“As an immigrant from Mexico who has gotten a piece of the American dream, I can only imagine what you feel when you see Republican Presidential aspirant Donald Trump vilify the illegal immigrants crossing the border from Mexico,” said Fleming.
Fleming then asked, “What is he not understanding about people who come to the U.S. by hook or crook to better their lives, as has been done for the past two hundred years and change?
Del Toro responded:
I think you just said it already, Mike. To be completely honest, you have to stop and think and ask, is this a man with a genuine public service vocation or is he a public figure? There is a big difference for me. I do have to wonder if this is a guy with a public service vocation that requires a certain fiber and a certain makeup of a human being that wants to wake up at 4 AM to discuss fair trade with the Colombian delegation or the ambassador of Kuwait. Someone who needs to know the name of every secretary of state in every country in the world. It requires a dedication along with a political talent that I just have to weigh before considering whether the remarks are anything but offensive and lacking thought.
If an incumbent president or a vice president talks like that, or somebody with a trajectory in public service talks like that, I get greatly concerned. If somebody that is a public figure talks like that, I consider it a sadly misinformed opinion rather than anything else. I’m reminded of the old Robert Redford movie, The Candidate, where it ends with Redford winning and saying, ‘Now what?’ It’s almost like the political race is always tempered with these incredibly colorful characters who seem more enamored of the thought of the presidency than the nuts and bolts of it.

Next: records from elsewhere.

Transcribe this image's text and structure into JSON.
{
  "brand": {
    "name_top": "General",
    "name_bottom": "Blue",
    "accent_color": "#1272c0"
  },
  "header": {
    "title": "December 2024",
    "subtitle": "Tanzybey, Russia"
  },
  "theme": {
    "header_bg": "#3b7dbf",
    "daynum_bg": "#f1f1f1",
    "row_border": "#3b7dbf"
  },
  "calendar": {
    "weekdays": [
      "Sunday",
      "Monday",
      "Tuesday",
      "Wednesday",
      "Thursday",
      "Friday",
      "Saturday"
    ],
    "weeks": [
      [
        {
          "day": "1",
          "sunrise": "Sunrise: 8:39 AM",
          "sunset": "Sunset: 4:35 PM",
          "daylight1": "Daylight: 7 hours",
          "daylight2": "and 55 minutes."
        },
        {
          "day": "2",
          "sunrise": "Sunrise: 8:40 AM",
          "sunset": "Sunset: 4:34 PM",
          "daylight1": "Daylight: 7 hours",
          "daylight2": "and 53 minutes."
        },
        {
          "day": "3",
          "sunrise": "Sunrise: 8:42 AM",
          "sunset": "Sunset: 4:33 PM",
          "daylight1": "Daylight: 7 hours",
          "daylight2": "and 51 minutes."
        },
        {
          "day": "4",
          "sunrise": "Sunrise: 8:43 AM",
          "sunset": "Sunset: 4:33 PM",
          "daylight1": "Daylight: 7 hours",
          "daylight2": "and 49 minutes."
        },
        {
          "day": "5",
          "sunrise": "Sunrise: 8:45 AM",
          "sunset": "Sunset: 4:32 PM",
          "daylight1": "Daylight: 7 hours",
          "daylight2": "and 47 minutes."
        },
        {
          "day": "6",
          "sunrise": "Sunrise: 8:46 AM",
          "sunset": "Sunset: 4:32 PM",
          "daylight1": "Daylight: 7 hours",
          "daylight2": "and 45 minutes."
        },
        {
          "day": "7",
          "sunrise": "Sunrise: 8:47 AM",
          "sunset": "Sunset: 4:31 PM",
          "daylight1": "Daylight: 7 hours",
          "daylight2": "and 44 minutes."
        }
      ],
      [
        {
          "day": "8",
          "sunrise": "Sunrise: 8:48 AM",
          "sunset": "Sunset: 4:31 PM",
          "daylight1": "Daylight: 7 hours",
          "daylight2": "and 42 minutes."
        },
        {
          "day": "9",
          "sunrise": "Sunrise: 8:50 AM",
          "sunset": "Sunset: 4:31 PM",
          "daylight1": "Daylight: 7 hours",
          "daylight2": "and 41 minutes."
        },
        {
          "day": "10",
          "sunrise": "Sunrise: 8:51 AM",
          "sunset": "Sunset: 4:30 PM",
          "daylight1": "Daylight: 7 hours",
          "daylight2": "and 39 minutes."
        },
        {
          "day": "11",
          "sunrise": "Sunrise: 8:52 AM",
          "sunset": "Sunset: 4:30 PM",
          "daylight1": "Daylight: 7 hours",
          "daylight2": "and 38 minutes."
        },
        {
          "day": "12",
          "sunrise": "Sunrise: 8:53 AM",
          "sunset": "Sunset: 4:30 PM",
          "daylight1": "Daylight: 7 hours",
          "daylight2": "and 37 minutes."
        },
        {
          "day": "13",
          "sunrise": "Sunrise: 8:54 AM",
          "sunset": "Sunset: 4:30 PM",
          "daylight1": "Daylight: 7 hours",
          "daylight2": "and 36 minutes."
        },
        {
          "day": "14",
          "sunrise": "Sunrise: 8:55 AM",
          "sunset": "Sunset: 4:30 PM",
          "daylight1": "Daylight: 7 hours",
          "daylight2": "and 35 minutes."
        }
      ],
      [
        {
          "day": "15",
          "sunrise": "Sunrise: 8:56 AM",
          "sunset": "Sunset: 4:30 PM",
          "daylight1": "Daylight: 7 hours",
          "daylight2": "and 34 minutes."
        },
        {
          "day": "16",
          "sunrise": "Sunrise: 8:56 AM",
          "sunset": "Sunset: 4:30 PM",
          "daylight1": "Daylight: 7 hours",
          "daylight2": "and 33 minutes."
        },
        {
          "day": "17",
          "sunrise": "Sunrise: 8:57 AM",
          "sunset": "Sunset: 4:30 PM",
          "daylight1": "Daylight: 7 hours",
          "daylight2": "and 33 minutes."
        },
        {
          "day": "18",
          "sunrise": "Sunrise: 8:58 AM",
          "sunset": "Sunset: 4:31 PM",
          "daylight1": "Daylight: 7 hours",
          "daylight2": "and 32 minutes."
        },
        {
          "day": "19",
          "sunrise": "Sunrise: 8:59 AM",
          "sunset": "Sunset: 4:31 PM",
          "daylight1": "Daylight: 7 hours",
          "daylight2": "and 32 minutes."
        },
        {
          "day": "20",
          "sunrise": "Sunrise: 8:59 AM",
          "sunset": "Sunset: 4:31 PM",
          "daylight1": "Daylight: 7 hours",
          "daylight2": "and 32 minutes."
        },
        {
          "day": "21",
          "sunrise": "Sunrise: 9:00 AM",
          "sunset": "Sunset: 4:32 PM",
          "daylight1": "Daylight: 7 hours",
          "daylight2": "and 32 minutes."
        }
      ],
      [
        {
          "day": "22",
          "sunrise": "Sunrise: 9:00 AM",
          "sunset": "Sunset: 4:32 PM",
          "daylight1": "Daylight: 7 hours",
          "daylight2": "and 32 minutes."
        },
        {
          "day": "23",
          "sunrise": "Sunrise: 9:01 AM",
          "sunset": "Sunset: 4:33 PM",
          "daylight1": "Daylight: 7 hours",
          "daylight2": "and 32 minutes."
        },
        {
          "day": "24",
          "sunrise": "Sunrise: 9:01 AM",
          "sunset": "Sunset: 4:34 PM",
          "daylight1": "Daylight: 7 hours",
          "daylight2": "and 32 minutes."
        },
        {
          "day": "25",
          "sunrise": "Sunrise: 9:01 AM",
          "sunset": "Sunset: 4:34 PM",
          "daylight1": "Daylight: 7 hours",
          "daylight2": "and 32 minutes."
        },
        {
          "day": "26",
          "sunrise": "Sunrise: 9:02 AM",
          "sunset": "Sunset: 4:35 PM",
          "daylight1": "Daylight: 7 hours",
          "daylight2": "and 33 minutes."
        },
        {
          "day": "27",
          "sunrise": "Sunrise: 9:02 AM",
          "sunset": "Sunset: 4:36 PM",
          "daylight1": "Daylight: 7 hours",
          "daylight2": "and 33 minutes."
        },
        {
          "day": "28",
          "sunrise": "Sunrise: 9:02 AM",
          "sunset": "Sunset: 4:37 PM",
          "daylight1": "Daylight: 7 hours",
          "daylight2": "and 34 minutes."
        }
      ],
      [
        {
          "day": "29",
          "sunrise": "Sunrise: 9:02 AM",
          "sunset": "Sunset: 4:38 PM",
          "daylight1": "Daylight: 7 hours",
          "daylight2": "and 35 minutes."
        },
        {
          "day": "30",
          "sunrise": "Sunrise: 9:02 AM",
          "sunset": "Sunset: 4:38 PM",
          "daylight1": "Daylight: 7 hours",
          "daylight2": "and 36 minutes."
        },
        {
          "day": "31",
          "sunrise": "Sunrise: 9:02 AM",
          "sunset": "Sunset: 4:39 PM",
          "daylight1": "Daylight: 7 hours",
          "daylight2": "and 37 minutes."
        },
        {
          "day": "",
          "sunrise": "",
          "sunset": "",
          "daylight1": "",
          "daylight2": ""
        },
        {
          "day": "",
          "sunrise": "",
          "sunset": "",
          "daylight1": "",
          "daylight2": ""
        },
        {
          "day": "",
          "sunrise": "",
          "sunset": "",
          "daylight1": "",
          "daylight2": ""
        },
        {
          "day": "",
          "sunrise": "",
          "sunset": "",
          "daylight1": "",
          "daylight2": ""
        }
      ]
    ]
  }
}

“So Trump might be the latter, a person willing to vilify or polarize one group or another in an attempt to create a lightning rod issue, rather than having actually thought it through?” asked Fleming.
Del Toro responded saying divisions among people are only an “illusion.”
“I am not singing Kumbaya, but I am saying we are controlled by people that make us feel that there is such a thing as ‘the others.’ It can be gender. It can be color. It can be sex. It can be nationality,” said the director. “You know, we are all on top of the same ball floating through space and there’s nothing on that ball but ‘us.’ And religious leaders, political leaders, industry leaders create this horrible straw man to make us direct our hate in a way that allows us to be guided like a bull with a ring on the nose. I find that an incredibly poor political act and an incredibly poor human act, to do that.”
The director added, “For us to buy it, for us to believe that myth of the superman or the super-enemy, it makes us much poorer. There are no supermen and there are no super-evil enemies.”
Del Toro concluded: “There is only us. I think that we get more passionate about building walls than we do about building bridges. I find that one communicates and the other isolates. I truly think that the solutions of the future are much more complex than the rhetoric.”